(Directions for this task) Please set down every entry again exactly as it stands, without the pictures.

• • •

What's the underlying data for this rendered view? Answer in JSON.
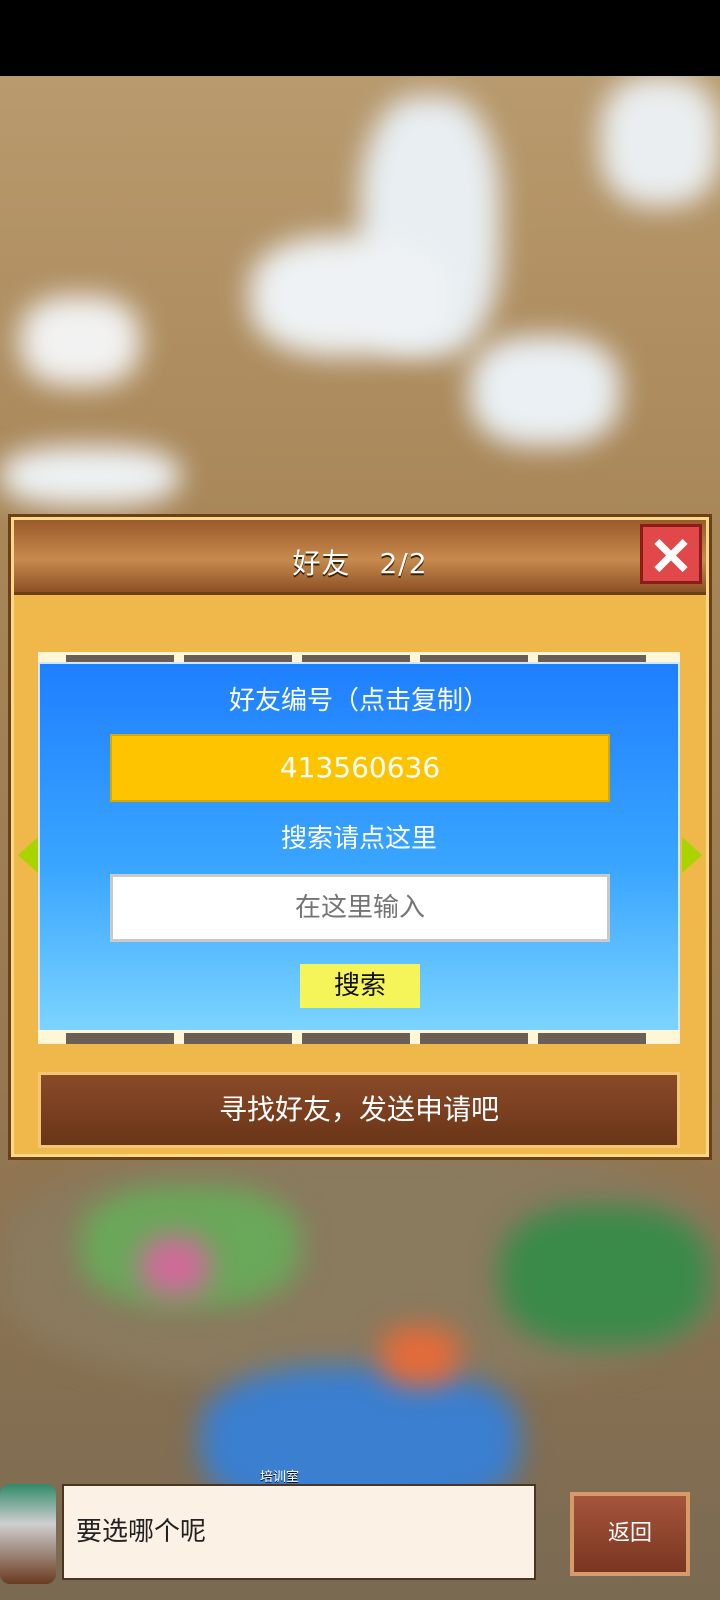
{
  "dialog": {
    "title": "好友　2/2",
    "friend_id_label": "好友编号（点击复制）",
    "friend_id": "413560636",
    "search_prompt": "搜索请点这里",
    "search_placeholder": "在这里输入",
    "search_button": "搜索",
    "footer_message": "寻找好友，发送申请吧"
  },
  "bottom": {
    "room_label": "培训室",
    "speech": "要选哪个呢",
    "return_button": "返回"
  },
  "icons": {
    "close": "close-icon",
    "left_arrow": "arrow-left-icon",
    "right_arrow": "arrow-right-icon"
  },
  "colors": {
    "id_box": "#ffc400",
    "search_button": "#f5f55a",
    "close_button": "#e0484a",
    "arrow": "#a9d400"
  }
}
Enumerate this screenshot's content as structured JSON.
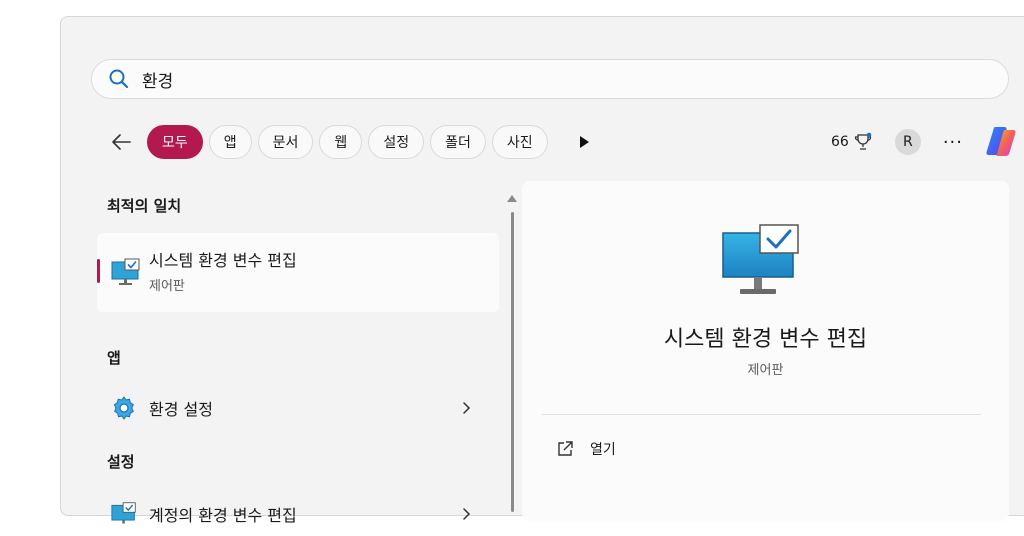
{
  "search": {
    "value": "환경",
    "icon": "search-icon"
  },
  "filters": {
    "tabs": [
      {
        "label": "모두",
        "active": true
      },
      {
        "label": "앱"
      },
      {
        "label": "문서"
      },
      {
        "label": "웹"
      },
      {
        "label": "설정"
      },
      {
        "label": "폴더"
      },
      {
        "label": "사진"
      }
    ]
  },
  "header": {
    "points": "66",
    "avatar_initial": "R",
    "more": "···"
  },
  "results": {
    "best_match_title": "최적의 일치",
    "best_match": {
      "title": "시스템 환경 변수 편집",
      "subtitle": "제어판",
      "icon": "system-monitor-icon"
    },
    "apps_title": "앱",
    "apps": [
      {
        "label": "환경 설정",
        "icon": "gear-icon"
      }
    ],
    "settings_title": "설정",
    "settings": [
      {
        "label": "계정의 환경 변수 편집",
        "icon": "system-monitor-icon"
      }
    ]
  },
  "detail": {
    "title": "시스템 환경 변수 편집",
    "subtitle": "제어판",
    "open_label": "열기"
  },
  "colors": {
    "accent": "#b3184f",
    "window_bg": "#f3f3f3",
    "panel_bg": "#fbfbfb"
  }
}
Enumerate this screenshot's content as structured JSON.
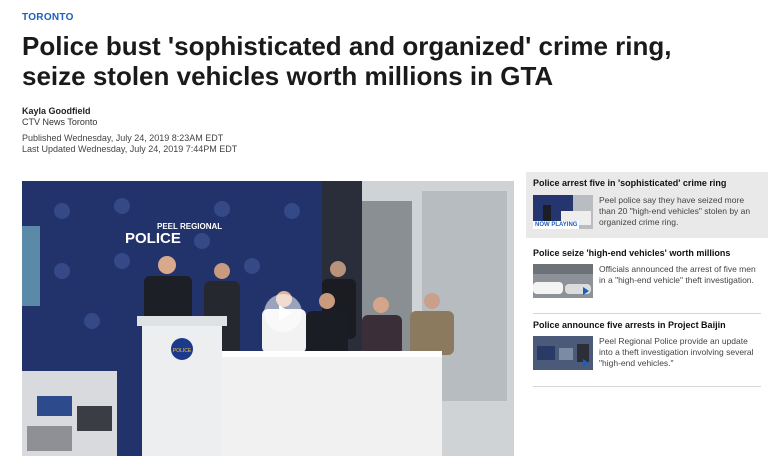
{
  "section": "TORONTO",
  "headline": "Police bust 'sophisticated and organized' crime ring, seize stolen vehicles worth millions in GTA",
  "author": "Kayla Goodfield",
  "outlet": "CTV News Toronto",
  "published": "Published Wednesday, July 24, 2019 8:23AM EDT",
  "updated": "Last Updated Wednesday, July 24, 2019 7:44PM EDT",
  "video": {
    "backdrop_line1": "PEEL REGIONAL",
    "backdrop_line2": "POLICE",
    "podium_text": "POLICE"
  },
  "playlist": [
    {
      "title": "Police arrest five in 'sophisticated' crime ring",
      "description": "Peel police say they have seized more than 20 \"high-end vehicles\" stolen by an organized crime ring.",
      "badge": "NOW PLAYING"
    },
    {
      "title": "Police seize 'high-end vehicles' worth millions",
      "description": "Officials announced the arrest of five men in a \"high-end vehicle\" theft investigation."
    },
    {
      "title": "Police announce five arrests in Project Baijin",
      "description": "Peel Regional Police provide an update into a theft investigation involving several \"high-end vehicles.\""
    }
  ]
}
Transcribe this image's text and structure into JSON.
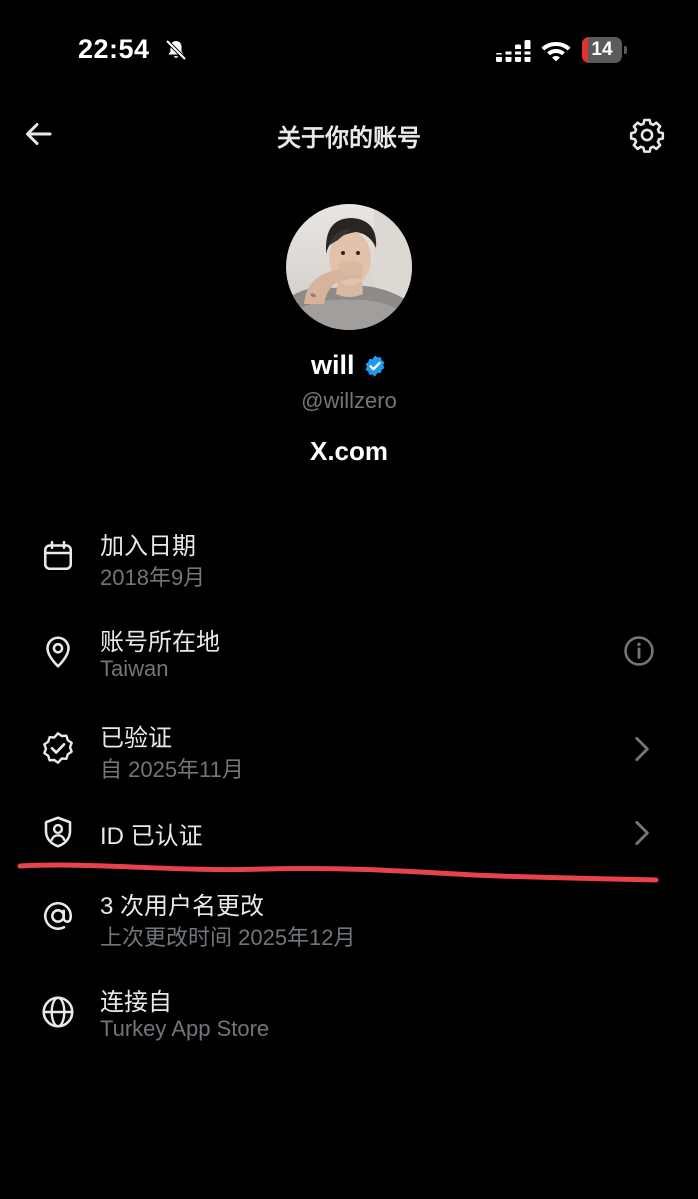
{
  "status_bar": {
    "time": "22:54",
    "battery_level": "14",
    "battery_fraction": 0.14,
    "icons": [
      "bell-slash-icon",
      "cellular-signal-icon",
      "wifi-icon",
      "battery-icon"
    ]
  },
  "header": {
    "title": "关于你的账号",
    "back_icon": "arrow-left-icon",
    "settings_icon": "gear-icon"
  },
  "profile": {
    "display_name": "will",
    "username": "@willzero",
    "site": "X.com",
    "verified_badge_color": "#1d9bf0"
  },
  "info_items": [
    {
      "title": "加入日期",
      "subtitle": "2018年9月",
      "icon": "calendar-icon"
    },
    {
      "title": "账号所在地",
      "subtitle": "Taiwan",
      "icon": "location-pin-icon",
      "trailing_icon": "info-icon"
    },
    {
      "title": "已验证",
      "subtitle": "自 2025年11月",
      "icon": "verified-seal-icon",
      "trailing_icon": "chevron-right-icon"
    },
    {
      "title": "ID 已认证",
      "icon": "shield-person-icon",
      "trailing_icon": "chevron-right-icon"
    },
    {
      "title": "3 次用户名更改",
      "subtitle": "上次更改时间 2025年12月",
      "icon": "at-sign-icon"
    },
    {
      "title": "连接自",
      "subtitle": "Turkey App Store",
      "icon": "globe-icon"
    }
  ],
  "colors": {
    "background": "#000000",
    "primary_text": "#e7e9ea",
    "secondary_text": "#71767b",
    "annotation_red": "#e8434a",
    "battery_low": "#e0342f"
  }
}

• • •

(Exercise answer)
What's the underlying data for this rendered view? Answer in JSON.
{
  "dialog": {
    "title": "好友　2/2",
    "friend_id_label": "好友编号（点击复制）",
    "friend_id": "413560636",
    "search_prompt": "搜索请点这里",
    "search_placeholder": "在这里输入",
    "search_button": "搜索",
    "footer_message": "寻找好友，发送申请吧"
  },
  "bottom": {
    "room_label": "培训室",
    "speech": "要选哪个呢",
    "return_button": "返回"
  },
  "icons": {
    "close": "close-icon",
    "left_arrow": "arrow-left-icon",
    "right_arrow": "arrow-right-icon"
  },
  "colors": {
    "id_box": "#ffc400",
    "search_button": "#f5f55a",
    "close_button": "#e0484a",
    "arrow": "#a9d400"
  }
}
Enumerate this screenshot's content as structured JSON.
{
  "search": {
    "value": "환경",
    "icon": "search-icon"
  },
  "filters": {
    "tabs": [
      {
        "label": "모두",
        "active": true
      },
      {
        "label": "앱"
      },
      {
        "label": "문서"
      },
      {
        "label": "웹"
      },
      {
        "label": "설정"
      },
      {
        "label": "폴더"
      },
      {
        "label": "사진"
      }
    ]
  },
  "header": {
    "points": "66",
    "avatar_initial": "R",
    "more": "···"
  },
  "results": {
    "best_match_title": "최적의 일치",
    "best_match": {
      "title": "시스템 환경 변수 편집",
      "subtitle": "제어판",
      "icon": "system-monitor-icon"
    },
    "apps_title": "앱",
    "apps": [
      {
        "label": "환경 설정",
        "icon": "gear-icon"
      }
    ],
    "settings_title": "설정",
    "settings": [
      {
        "label": "계정의 환경 변수 편집",
        "icon": "system-monitor-icon"
      }
    ]
  },
  "detail": {
    "title": "시스템 환경 변수 편집",
    "subtitle": "제어판",
    "open_label": "열기"
  },
  "colors": {
    "accent": "#b3184f",
    "window_bg": "#f3f3f3",
    "panel_bg": "#fbfbfb"
  }
}
Enumerate this screenshot's content as structured JSON.
{
  "section": "TORONTO",
  "headline": "Police bust 'sophisticated and organized' crime ring, seize stolen vehicles worth millions in GTA",
  "author": "Kayla Goodfield",
  "outlet": "CTV News Toronto",
  "published": "Published Wednesday, July 24, 2019 8:23AM EDT",
  "updated": "Last Updated Wednesday, July 24, 2019 7:44PM EDT",
  "video": {
    "backdrop_line1": "PEEL REGIONAL",
    "backdrop_line2": "POLICE",
    "podium_text": "POLICE"
  },
  "playlist": [
    {
      "title": "Police arrest five in 'sophisticated' crime ring",
      "description": "Peel police say they have seized more than 20 \"high-end vehicles\" stolen by an organized crime ring.",
      "badge": "NOW PLAYING"
    },
    {
      "title": "Police seize 'high-end vehicles' worth millions",
      "description": "Officials announced the arrest of five men in a \"high-end vehicle\" theft investigation."
    },
    {
      "title": "Police announce five arrests in Project Baijin",
      "description": "Peel Regional Police provide an update into a theft investigation involving several \"high-end vehicles.\""
    }
  ]
}
Transcribe this image's text and structure into JSON.
{
  "status_bar": {
    "time": "22:54",
    "battery_level": "14",
    "battery_fraction": 0.14,
    "icons": [
      "bell-slash-icon",
      "cellular-signal-icon",
      "wifi-icon",
      "battery-icon"
    ]
  },
  "header": {
    "title": "关于你的账号",
    "back_icon": "arrow-left-icon",
    "settings_icon": "gear-icon"
  },
  "profile": {
    "display_name": "will",
    "username": "@willzero",
    "site": "X.com",
    "verified_badge_color": "#1d9bf0"
  },
  "info_items": [
    {
      "title": "加入日期",
      "subtitle": "2018年9月",
      "icon": "calendar-icon"
    },
    {
      "title": "账号所在地",
      "subtitle": "Taiwan",
      "icon": "location-pin-icon",
      "trailing_icon": "info-icon"
    },
    {
      "title": "已验证",
      "subtitle": "自 2025年11月",
      "icon": "verified-seal-icon",
      "trailing_icon": "chevron-right-icon"
    },
    {
      "title": "ID 已认证",
      "icon": "shield-person-icon",
      "trailing_icon": "chevron-right-icon"
    },
    {
      "title": "3 次用户名更改",
      "subtitle": "上次更改时间 2025年12月",
      "icon": "at-sign-icon"
    },
    {
      "title": "连接自",
      "subtitle": "Turkey App Store",
      "icon": "globe-icon"
    }
  ],
  "colors": {
    "background": "#000000",
    "primary_text": "#e7e9ea",
    "secondary_text": "#71767b",
    "annotation_red": "#e8434a",
    "battery_low": "#e0342f"
  }
}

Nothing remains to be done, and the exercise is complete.